    And your Scott Kurnit comments seem to align with your own comments a few weeks back about decision by indecision, which I've both seen and been guilty of.

    Thanks.

  • Uptownlunch

    Customers are important, but what's more important is who's your customer!

  • Uptownlunch

    Customers are important, but what's more important is who's your customer!

  • http://startupcfo.ca startupcfo

    Mark re: selling to a private buyer for stock, I think that's a good general rule, but there are exceptions. There are high fliers like Linkedin (yet to make an acquisition I think) and Twitter (which has made purchases for stock) where I think founders and investors would both like to own the stock – especially if its common and discounted in the same manner as employees. You're still at risk because its totally illiquid, but presumably you've traded one iliquid stock for another with much higher value potential (and where you are already 'in the money' because of the 409A valuation discount).

  • http://startupcfo.ca startupcfo

    Mark re: selling to a private buyer for stock, I think that's a good general rule, but there are exceptions. There are high fliers like Linkedin (yet to make an acquisition I think) and Twitter (which has made purchases for stock) where I think founders and investors would both like to own the stock – especially if its common and discounted in the same manner as employees. You're still at risk because its totally illiquid, but presumably you've traded one iliquid stock for another with much higher value potential (and where you are already 'in the money' because of the 409A valuation discount).

  • http://bothsidesofthetable.com msuster

    Thanks.
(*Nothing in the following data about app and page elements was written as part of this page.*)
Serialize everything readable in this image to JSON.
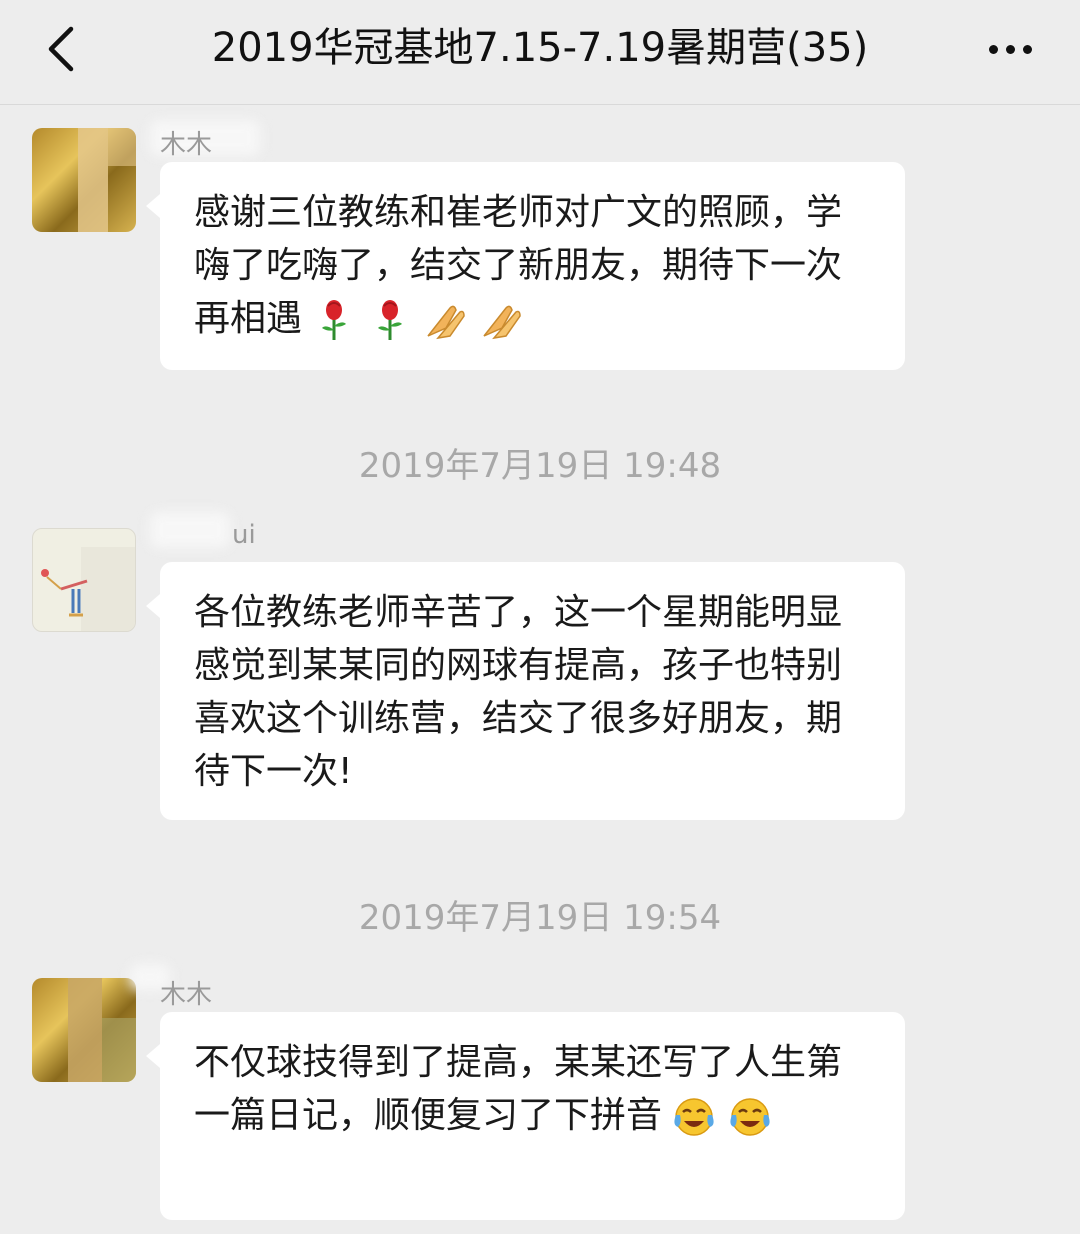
{
  "nav": {
    "back_icon": "chevron-left-icon",
    "title": "2019华冠基地7.15-7.19暑期营(35)",
    "more_icon": "more-dots-icon"
  },
  "messages": [
    {
      "sender": "木木",
      "text": "感谢三位教练和崔老师对广文的照顾，学嗨了吃嗨了，结交了新朋友，期待下一次再相遇",
      "emojis": [
        "rose-emoji",
        "rose-emoji",
        "praying-hands-emoji",
        "praying-hands-emoji"
      ]
    },
    {
      "sender": "ui",
      "text": "各位教练老师辛苦了，这一个星期能明显感觉到某某同的网球有提高，孩子也特别喜欢这个训练营，结交了很多好朋友，期待下一次!",
      "emojis": []
    },
    {
      "sender": "木木",
      "text": "不仅球技得到了提高，某某还写了人生第一篇日记，顺便复习了下拼音",
      "emojis": [
        "tears-of-joy-emoji",
        "tears-of-joy-emoji"
      ]
    }
  ],
  "timestamps": [
    "2019年7月19日 19:48",
    "2019年7月19日 19:54"
  ]
}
I have a blog post going up on this topic in the next 30 days so I'll save a long POV for that. The title will be “don't trade your cat for someone else's dog” so maybe that's a hint on my POV. But obviously when it's a valuable and growing entity it can be a good idea.